- What the exercise asks -
Using the records that follow, tally the lines containing the word "JSON" and state only the count.

(Collection entries)

---

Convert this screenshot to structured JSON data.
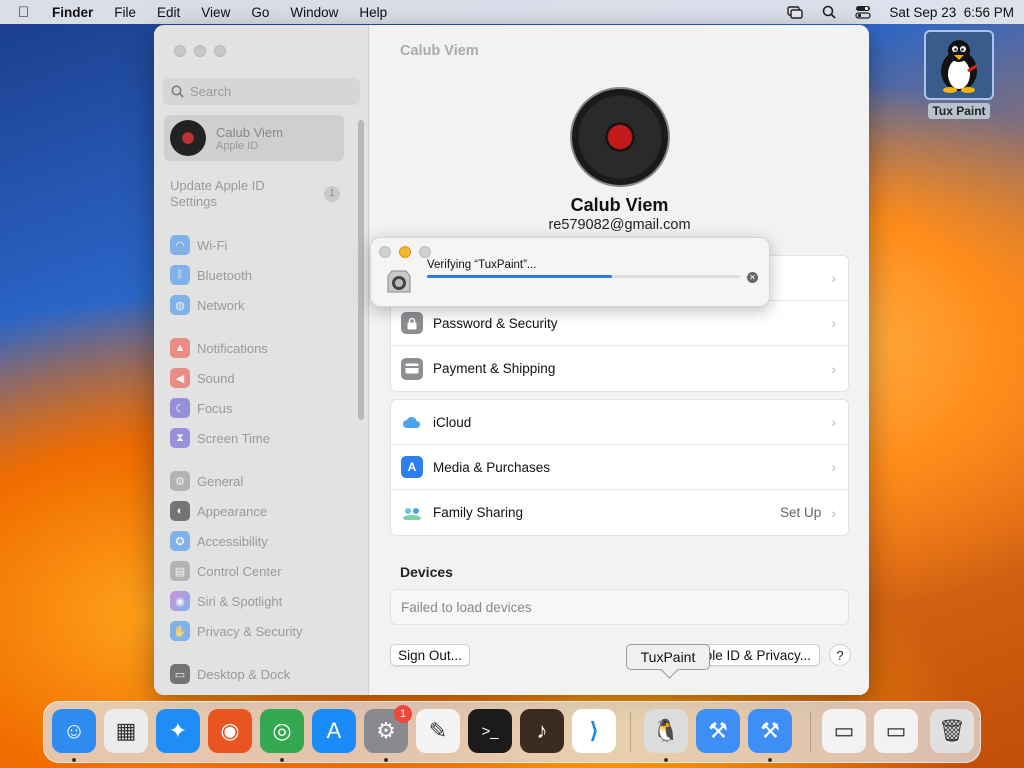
{
  "menubar": {
    "app_name": "Finder",
    "menus": [
      "File",
      "Edit",
      "View",
      "Go",
      "Window",
      "Help"
    ],
    "datetime": "Sat Sep 23  6:56 PM"
  },
  "desktop": {
    "icon_label": "Tux Paint"
  },
  "sidebar": {
    "search_placeholder": "Search",
    "account_name": "Calub Viem",
    "account_sub": "Apple ID",
    "update_label": "Update Apple ID Settings",
    "update_badge": "1",
    "items": [
      {
        "label": "Wi-Fi",
        "icon": "wifi-icon",
        "color": "#2d8cf0"
      },
      {
        "label": "Bluetooth",
        "icon": "bluetooth-icon",
        "color": "#2d8cf0"
      },
      {
        "label": "Network",
        "icon": "globe-icon",
        "color": "#2d8cf0"
      },
      {
        "label": "Notifications",
        "icon": "bell-icon",
        "color": "#f0463c"
      },
      {
        "label": "Sound",
        "icon": "speaker-icon",
        "color": "#f0463c"
      },
      {
        "label": "Focus",
        "icon": "moon-icon",
        "color": "#5b4fd8"
      },
      {
        "label": "Screen Time",
        "icon": "hourglass-icon",
        "color": "#5b4fd8"
      },
      {
        "label": "General",
        "icon": "gear-icon",
        "color": "#8e8e93"
      },
      {
        "label": "Appearance",
        "icon": "appearance-icon",
        "color": "#1c1c1e"
      },
      {
        "label": "Accessibility",
        "icon": "accessibility-icon",
        "color": "#2d8cf0"
      },
      {
        "label": "Control Center",
        "icon": "control-center-icon",
        "color": "#8e8e93"
      },
      {
        "label": "Siri & Spotlight",
        "icon": "siri-icon",
        "color": "#c04fd8"
      },
      {
        "label": "Privacy & Security",
        "icon": "hand-icon",
        "color": "#2d8cf0"
      },
      {
        "label": "Desktop & Dock",
        "icon": "dock-icon",
        "color": "#1c1c1e"
      }
    ]
  },
  "main": {
    "title": "Calub Viem",
    "profile_name": "Calub Viem",
    "profile_email": "re579082@gmail.com",
    "group1": [
      {
        "label": "Password & Security",
        "icon": "lock-icon",
        "color": "#8e8e93"
      },
      {
        "label": "Payment & Shipping",
        "icon": "card-icon",
        "color": "#8e8e93"
      }
    ],
    "group2": [
      {
        "label": "iCloud",
        "icon": "cloud-icon",
        "color": "#4aa3f0",
        "extra": ""
      },
      {
        "label": "Media & Purchases",
        "icon": "appstore-icon",
        "color": "#2d7ff0",
        "extra": ""
      },
      {
        "label": "Family Sharing",
        "icon": "family-icon",
        "color": "#6bc3f0",
        "extra": "Set Up"
      }
    ],
    "devices_title": "Devices",
    "devices_status": "Failed to load devices",
    "sign_out": "Sign Out...",
    "privacy_button": "ple ID & Privacy...",
    "help": "?"
  },
  "dialog": {
    "title": "Verifying “TuxPaint”...",
    "progress": 0.59
  },
  "tooltip": "TuxPaint",
  "dock": {
    "apps": [
      {
        "name": "finder-icon",
        "color": "#2f8bf0",
        "glyph": "☺"
      },
      {
        "name": "launchpad-icon",
        "color": "#ececec",
        "glyph": "▦"
      },
      {
        "name": "safari-icon",
        "color": "#1f8df5",
        "glyph": "✦"
      },
      {
        "name": "firefox-icon",
        "color": "#e95420",
        "glyph": "◉"
      },
      {
        "name": "chrome-icon",
        "color": "#34a853",
        "glyph": "◎"
      },
      {
        "name": "app-store-icon",
        "color": "#1a8cf7",
        "glyph": "A"
      },
      {
        "name": "system-settings-icon",
        "color": "#8a8a8e",
        "glyph": "⚙"
      },
      {
        "name": "textedit-icon",
        "color": "#f4f4f4",
        "glyph": "✎"
      },
      {
        "name": "terminal-icon",
        "color": "#1b1b1b",
        "glyph": ">_"
      },
      {
        "name": "garageband-icon",
        "color": "#3b2a20",
        "glyph": "♪"
      },
      {
        "name": "vscode-icon",
        "color": "#ffffff",
        "glyph": "⟩"
      },
      {
        "name": "tuxpaint-icon",
        "color": "#dcdcdc",
        "glyph": "🐧"
      },
      {
        "name": "xcode-icon",
        "color": "#3d8ff5",
        "glyph": "⚒"
      },
      {
        "name": "xcode-installer-icon",
        "color": "#3d8ff5",
        "glyph": "⚒"
      },
      {
        "name": "preview-window-icon",
        "color": "#f2f2f2",
        "glyph": "▭"
      },
      {
        "name": "chrome-window-icon",
        "color": "#f2f2f2",
        "glyph": "▭"
      },
      {
        "name": "trash-icon",
        "color": "#e0e0e0",
        "glyph": "🗑"
      }
    ],
    "badge": "1"
  }
}
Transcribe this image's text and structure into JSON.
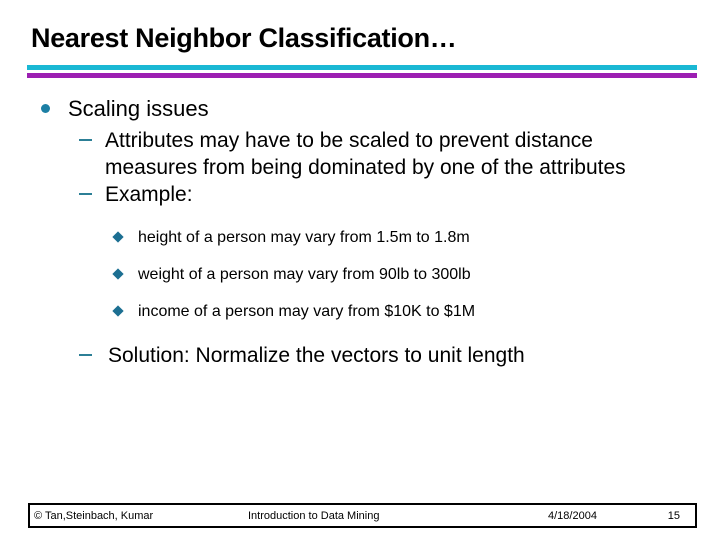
{
  "slide": {
    "title": "Nearest Neighbor Classification…",
    "accent_cyan": "#1ab8d4",
    "accent_purple": "#9c1fb2",
    "bullet_color": "#1c7fa4"
  },
  "content": {
    "level1": {
      "text": "Scaling issues",
      "bullet_icon": "filled-circle-bullet"
    },
    "level2": [
      {
        "text": "Attributes may have to be scaled to prevent distance measures from being dominated by one of the attributes",
        "bullet_icon": "en-dash-bullet"
      },
      {
        "text": "Example:",
        "bullet_icon": "en-dash-bullet"
      }
    ],
    "level3": [
      {
        "text": "height of a person may vary from 1.5m to 1.8m",
        "bullet_icon": "diamond-bullet"
      },
      {
        "text": "weight of a person may vary from 90lb to 300lb",
        "bullet_icon": "diamond-bullet"
      },
      {
        "text": "income of a person may vary from $10K to $1M",
        "bullet_icon": "diamond-bullet"
      }
    ],
    "solution": {
      "text": "Solution: Normalize the vectors to unit length",
      "bullet_icon": "en-dash-bullet"
    }
  },
  "footer": {
    "copyright": "© Tan,Steinbach, Kumar",
    "center": "Introduction to Data Mining",
    "date": "4/18/2004",
    "page": "15"
  }
}
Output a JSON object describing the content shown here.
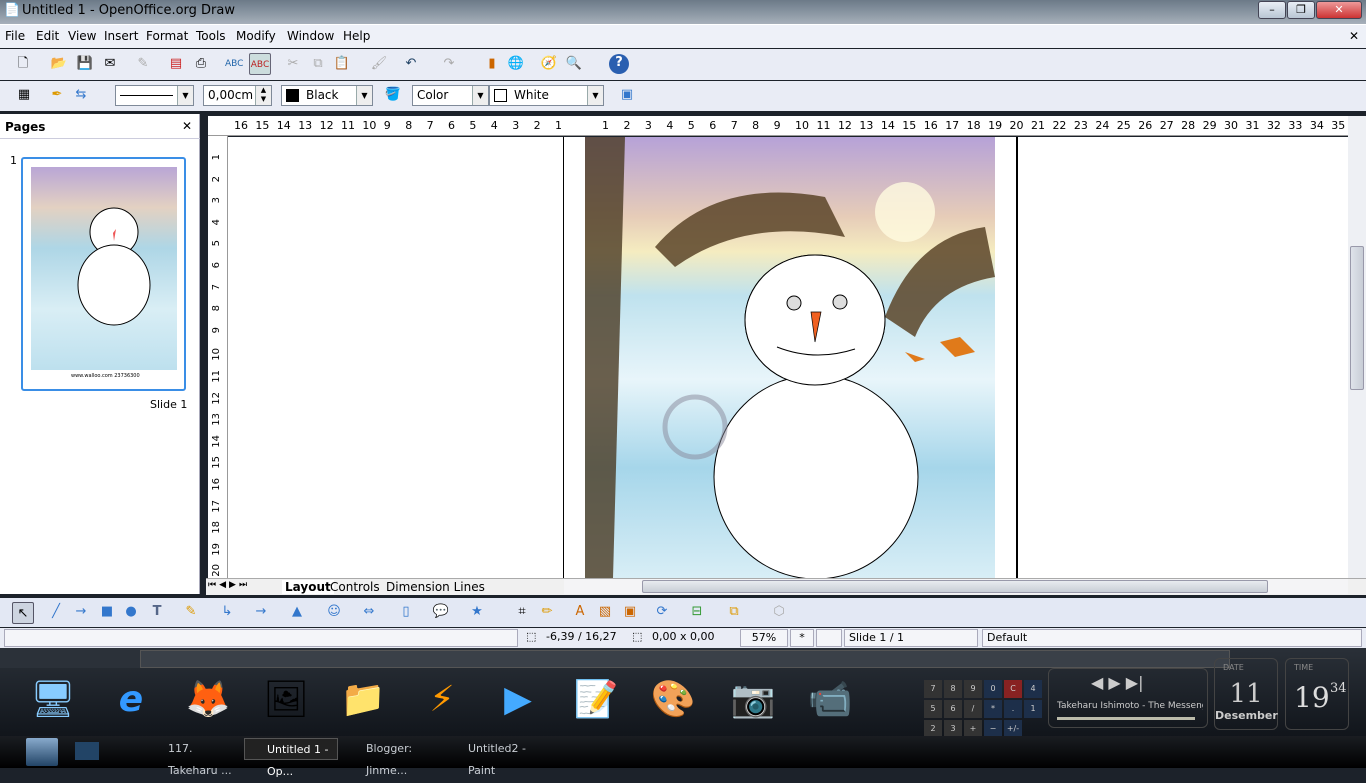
{
  "window": {
    "title": "Untitled 1 - OpenOffice.org Draw",
    "minimize": "–",
    "maximize": "❐",
    "close": "✕"
  },
  "menu": [
    "File",
    "Edit",
    "View",
    "Insert",
    "Format",
    "Tools",
    "Modify",
    "Window",
    "Help"
  ],
  "menu_close": "✕",
  "toolbar2": {
    "line_width": "0,00cm",
    "line_color": "Black",
    "area_style": "Color",
    "area_color": "White"
  },
  "colors": {
    "line_color": "#000000",
    "area_color": "#ffffff",
    "accent": "#3a7bd5"
  },
  "pages_panel": {
    "title": "Pages",
    "close": "✕",
    "slide_number": "1",
    "slide_label": "Slide 1",
    "thumb_caption": "www.walloo.com 23736300"
  },
  "ruler_h": {
    "left": [
      "16",
      "15",
      "14",
      "13",
      "12",
      "11",
      "10",
      "9",
      "8",
      "7",
      "6",
      "5",
      "4",
      "3",
      "2",
      "1"
    ],
    "right": [
      "1",
      "2",
      "3",
      "4",
      "5",
      "6",
      "7",
      "8",
      "9",
      "10",
      "11",
      "12",
      "13",
      "14",
      "15",
      "16",
      "17",
      "18",
      "19",
      "20",
      "21",
      "22",
      "23",
      "24",
      "25",
      "26",
      "27",
      "28",
      "29",
      "30",
      "31",
      "32",
      "33",
      "34",
      "35"
    ]
  },
  "ruler_v": [
    "1",
    "2",
    "3",
    "4",
    "5",
    "6",
    "7",
    "8",
    "9",
    "10",
    "11",
    "12",
    "13",
    "14",
    "15",
    "16",
    "17",
    "18",
    "19",
    "20"
  ],
  "layer_tabs": [
    "Layout",
    "Controls",
    "Dimension Lines"
  ],
  "status": {
    "position": "-6,39 / 16,27",
    "size": "0,00 x 0,00",
    "zoom": "57%",
    "modified": "*",
    "slide": "Slide 1 / 1",
    "layout": "Default"
  },
  "widgets": {
    "calc_keys": [
      "7",
      "8",
      "9",
      "0",
      "C",
      "4",
      "5",
      "6",
      "/",
      "*",
      ".",
      "1",
      "2",
      "3",
      "+",
      "−",
      "+/-"
    ],
    "now_playing": "Takeharu Ishimoto - The Messeng",
    "date_label": "DATE",
    "date_day": "11",
    "date_month": "Desember",
    "time_label": "TIME",
    "time_hour": "19",
    "time_min": "34"
  },
  "taskbar": [
    "117. Takeharu ...",
    "Untitled 1 - Op...",
    "Blogger: Jinme...",
    "Untitled2 - Paint"
  ]
}
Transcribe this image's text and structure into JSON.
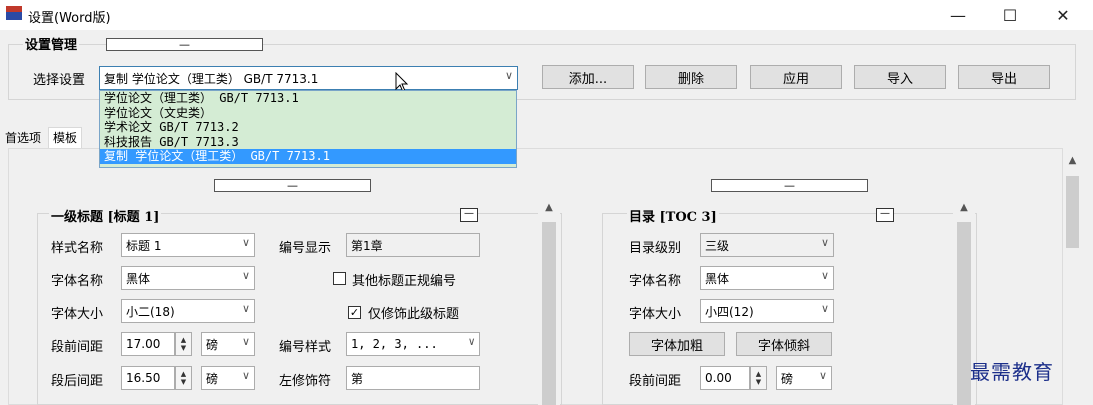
{
  "window": {
    "title": "设置(Word版)",
    "min_glyph": "—",
    "max_glyph": "☐",
    "close_glyph": "✕"
  },
  "manage": {
    "heading": "设置管理",
    "collapse_glyph": "—",
    "select_label": "选择设置",
    "selected_value": "复制 学位论文（理工类） GB/T 7713.1",
    "buttons": {
      "add": "添加...",
      "delete": "删除",
      "apply": "应用",
      "import": "导入",
      "export": "导出"
    }
  },
  "dropdown": {
    "options": [
      "学位论文（理工类） GB/T 7713.1",
      "学位论文（文史类）",
      "学术论文 GB/T 7713.2",
      "科技报告 GB/T 7713.3",
      "复制 学位论文（理工类） GB/T 7713.1"
    ],
    "selected_index": 4
  },
  "tabs": [
    "首选项",
    "模板"
  ],
  "heading1": {
    "title": "一级标题 [标题 1]",
    "collapse_glyph": "—",
    "min_glyph": "—",
    "style_name_label": "样式名称",
    "style_name_value": "标题 1",
    "font_name_label": "字体名称",
    "font_name_value": "黑体",
    "font_size_label": "字体大小",
    "font_size_value": "小二(18)",
    "space_before_label": "段前间距",
    "space_before_value": "17.00",
    "space_before_unit": "磅",
    "space_after_label": "段后间距",
    "space_after_value": "16.50",
    "space_after_unit": "磅",
    "number_display_label": "编号显示",
    "number_display_value": "第1章",
    "other_heading_label": "其他标题正规编号",
    "other_heading_checked": false,
    "only_this_label": "仅修饰此级标题",
    "only_this_checked": true,
    "number_style_label": "编号样式",
    "number_style_value": "1, 2, 3, ...",
    "left_decor_label": "左修饰符",
    "left_decor_value": "第"
  },
  "toc": {
    "title": "目录 [TOC 3]",
    "collapse_glyph": "—",
    "min_glyph": "—",
    "level_label": "目录级别",
    "level_value": "三级",
    "font_name_label": "字体名称",
    "font_name_value": "黑体",
    "font_size_label": "字体大小",
    "font_size_value": "小四(12)",
    "bold_button": "字体加粗",
    "italic_button": "字体倾斜",
    "space_before_label": "段前间距",
    "space_before_value": "0.00",
    "space_before_unit": "磅"
  },
  "icons": {
    "app": "word-settings-icon",
    "dropdown_arrow": "chevron-down-icon",
    "scroll_up": "chevron-up-icon"
  },
  "watermark": "最需教育",
  "colors": {
    "dropdown_bg": "#d4ecd4",
    "selection": "#3399ff",
    "watermark": "#1c2f8a"
  }
}
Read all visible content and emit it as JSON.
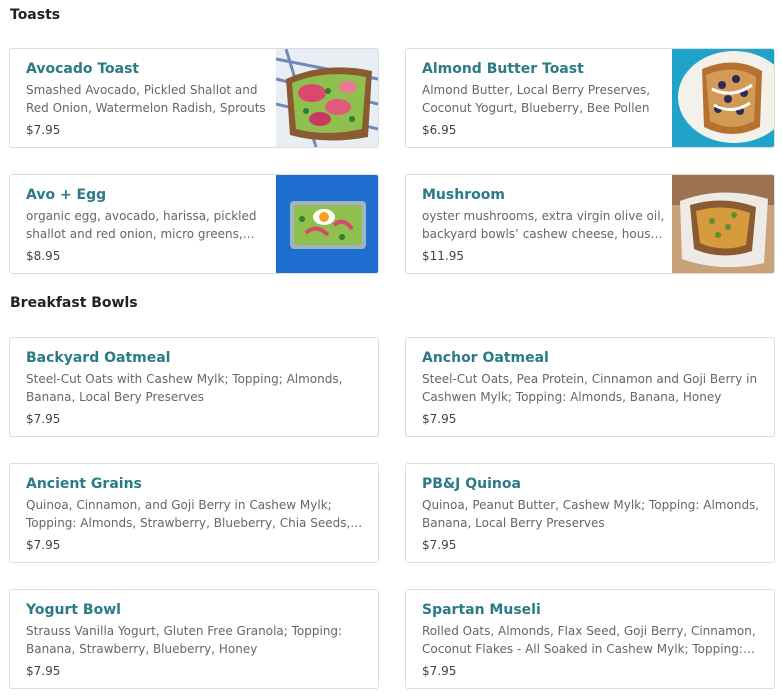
{
  "sections": {
    "toasts": {
      "title": "Toasts",
      "items": [
        {
          "name": "Avocado Toast",
          "description": "Smashed Avocado, Pickled Shallot and Red Onion, Watermelon Radish, Sprouts",
          "price": "$7.95"
        },
        {
          "name": "Almond Butter Toast",
          "description": "Almond Butter, Local Berry Preserves, Coconut Yogurt, Blueberry, Bee Pollen",
          "price": "$6.95"
        },
        {
          "name": "Avo + Egg",
          "description": "organic egg, avocado, harissa, pickled shallot and red onion, micro greens, sprouts",
          "price": "$8.95"
        },
        {
          "name": "Mushroom",
          "description": "oyster mushrooms, extra virgin olive oil, backyard bowls’ cashew cheese, house greens",
          "price": "$11.95"
        }
      ]
    },
    "breakfast_bowls": {
      "title": "Breakfast Bowls",
      "items": [
        {
          "name": "Backyard Oatmeal",
          "description": "Steel-Cut Oats with Cashew Mylk; Topping; Almonds, Banana, Local Bery Preserves",
          "price": "$7.95"
        },
        {
          "name": "Anchor Oatmeal",
          "description": "Steel-Cut Oats, Pea Protein, Cinnamon and Goji Berry in Cashwen Mylk; Topping: Almonds, Banana, Honey",
          "price": "$7.95"
        },
        {
          "name": "Ancient Grains",
          "description": "Quinoa, Cinnamon, and Goji Berry in Cashew Mylk; Topping: Almonds, Strawberry, Blueberry, Chia Seeds, Honey",
          "price": "$7.95"
        },
        {
          "name": "PB&J Quinoa",
          "description": "Quinoa, Peanut Butter, Cashew Mylk; Topping: Almonds, Banana, Local Berry Preserves",
          "price": "$7.95"
        },
        {
          "name": "Yogurt Bowl",
          "description": "Strauss Vanilla Yogurt, Gluten Free Granola; Topping: Banana, Strawberry, Blueberry, Honey",
          "price": "$7.95"
        },
        {
          "name": "Spartan Museli",
          "description": "Rolled Oats, Almonds, Flax Seed, Goji Berry, Cinnamon, Coconut Flakes - All Soaked in Cashew Mylk; Topping: Banana",
          "price": "$7.95"
        }
      ]
    }
  },
  "colors": {
    "item_name": "#2a7b86",
    "border": "#dcdcdc"
  }
}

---

- Your solution -
5